• **The problem**
Write out every record in full, exactly as written, please.

============================================================

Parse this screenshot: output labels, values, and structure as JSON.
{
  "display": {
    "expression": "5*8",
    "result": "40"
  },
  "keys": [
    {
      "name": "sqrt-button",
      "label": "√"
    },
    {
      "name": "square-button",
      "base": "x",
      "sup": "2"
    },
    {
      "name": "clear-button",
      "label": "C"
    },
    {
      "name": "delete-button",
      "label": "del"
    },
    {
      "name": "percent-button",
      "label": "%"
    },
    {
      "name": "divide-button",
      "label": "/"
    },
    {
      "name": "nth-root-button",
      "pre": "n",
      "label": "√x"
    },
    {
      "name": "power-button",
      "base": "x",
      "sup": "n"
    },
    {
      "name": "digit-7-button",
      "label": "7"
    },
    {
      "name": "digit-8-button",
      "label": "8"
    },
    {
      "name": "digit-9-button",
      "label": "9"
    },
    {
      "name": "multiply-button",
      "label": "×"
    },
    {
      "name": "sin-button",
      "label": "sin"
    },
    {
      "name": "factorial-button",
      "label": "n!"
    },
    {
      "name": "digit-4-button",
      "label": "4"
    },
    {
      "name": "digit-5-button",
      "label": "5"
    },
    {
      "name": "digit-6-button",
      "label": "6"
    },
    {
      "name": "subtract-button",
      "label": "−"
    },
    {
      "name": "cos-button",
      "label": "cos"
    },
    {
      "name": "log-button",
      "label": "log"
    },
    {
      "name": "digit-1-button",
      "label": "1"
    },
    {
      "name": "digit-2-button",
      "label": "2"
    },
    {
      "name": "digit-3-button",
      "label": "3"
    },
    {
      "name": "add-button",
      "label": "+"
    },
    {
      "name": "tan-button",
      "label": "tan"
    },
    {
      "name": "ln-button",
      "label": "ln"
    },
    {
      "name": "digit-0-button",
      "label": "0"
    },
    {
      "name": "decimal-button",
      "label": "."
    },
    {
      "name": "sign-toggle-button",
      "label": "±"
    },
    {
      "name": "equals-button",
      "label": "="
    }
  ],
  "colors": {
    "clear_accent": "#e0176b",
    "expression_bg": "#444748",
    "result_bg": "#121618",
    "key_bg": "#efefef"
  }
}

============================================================

• **Answer to the exercise**
Parse this screenshot: output labels, values, and structure as JSON.
{
  "display": {
    "expression": "5*8",
    "result": "40"
  },
  "keys": [
    {
      "name": "sqrt-button",
      "label": "√"
    },
    {
      "name": "square-button",
      "base": "x",
      "sup": "2"
    },
    {
      "name": "clear-button",
      "label": "C"
    },
    {
      "name": "delete-button",
      "label": "del"
    },
    {
      "name": "percent-button",
      "label": "%"
    },
    {
      "name": "divide-button",
      "label": "/"
    },
    {
      "name": "nth-root-button",
      "pre": "n",
      "label": "√x"
    },
    {
      "name": "power-button",
      "base": "x",
      "sup": "n"
    },
    {
      "name": "digit-7-button",
      "label": "7"
    },
    {
      "name": "digit-8-button",
      "label": "8"
    },
    {
      "name": "digit-9-button",
      "label": "9"
    },
    {
      "name": "multiply-button",
      "label": "×"
    },
    {
      "name": "sin-button",
      "label": "sin"
    },
    {
      "name": "factorial-button",
      "label": "n!"
    },
    {
      "name": "digit-4-button",
      "label": "4"
    },
    {
      "name": "digit-5-button",
      "label": "5"
    },
    {
      "name": "digit-6-button",
      "label": "6"
    },
    {
      "name": "subtract-button",
      "label": "−"
    },
    {
      "name": "cos-button",
      "label": "cos"
    },
    {
      "name": "log-button",
      "label": "log"
    },
    {
      "name": "digit-1-button",
      "label": "1"
    },
    {
      "name": "digit-2-button",
      "label": "2"
    },
    {
      "name": "digit-3-button",
      "label": "3"
    },
    {
      "name": "add-button",
      "label": "+"
    },
    {
      "name": "tan-button",
      "label": "tan"
    },
    {
      "name": "ln-button",
      "label": "ln"
    },
    {
      "name": "digit-0-button",
      "label": "0"
    },
    {
      "name": "decimal-button",
      "label": "."
    },
    {
      "name": "sign-toggle-button",
      "label": "±"
    },
    {
      "name": "equals-button",
      "label": "="
    }
  ],
  "colors": {
    "clear_accent": "#e0176b",
    "expression_bg": "#444748",
    "result_bg": "#121618",
    "key_bg": "#efefef"
  }
}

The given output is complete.